Now, if you remember, this is nothing but the sum of the first n minus one natural numbers. As you saw in the time analysis of bubble sort, this comes out to be n minus one into n divided by two. Applying a similar logic, this can be reduced to half of n square minus n. On looking at this expression carefully, you'll see that I can ignore n in front of this bigger value which is N square. Moreover, I can also ignore this half since this is a constant. So this t of n basically reduces to the order of n square. So I will say that t of n is equal to theta of n square. So in conclusion, the time complexity of selection sort is also theta of n square. So how does it differ from the bubble sort? Well, the overall time complexity for both bubble sort and selection sort is of the order of theta n square. However, the number of swaps involved here are far less as compared to bubble sort. So the number of steps, the number of expensive steps involved in selection sort are very much less as compared to bubble sort. So we can say that selection sort is a better sorting algorithm as compared to bubble sort.


Video Recap


  • Selection sort involves iterating through an array and swapping the minimum element found with the first unsorted element, and repeating the process with the remaining unsorted elements.

  • The total number of comparisons involved in selection sort is equal to the sum of the first natural numbers.

  • The time complexity of selection sort is .

  • The number of swaps involved in selection sort is far less than bubble sort, making it a better sorting algorithm overall.

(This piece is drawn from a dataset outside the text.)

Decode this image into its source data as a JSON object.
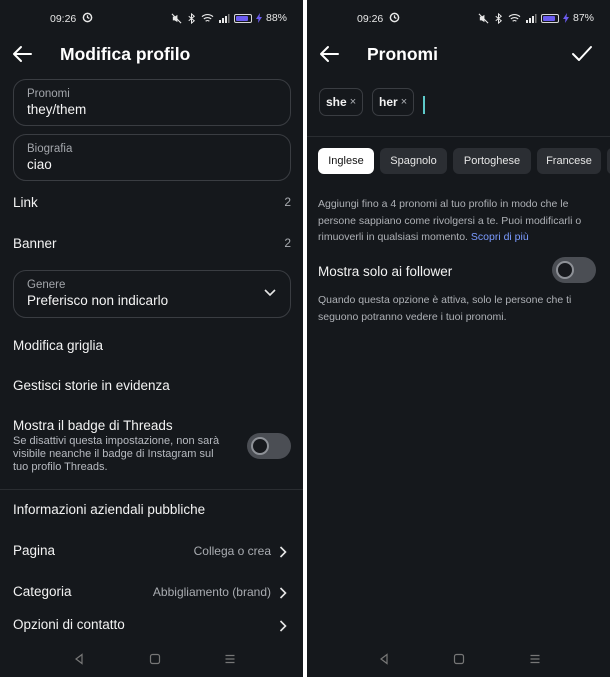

  • The time complexity of both bubble sort and selection sort is of the order of .


So, as far as goes, selection sort also has a time complexity of O(N). Remember that you learnt that it performs fewer swaps than bubble sort. So ideally, it should run a bit more efficiently than bubble sort. In the next video, you will see sorting of a deck of the same six cards and realise the answer to this efficiency problem.


The video explained the answer to your question in detail. The actual number of steps a selection sort takes is N/2. But N/2 also falls into the time complexity of O(N). Therefore, despite selection sort being more efficient than bubble sort, it falls into the same Big O category as does bubble sort. In the next segment, you will learn about the next sorting algorithm — insertion sort.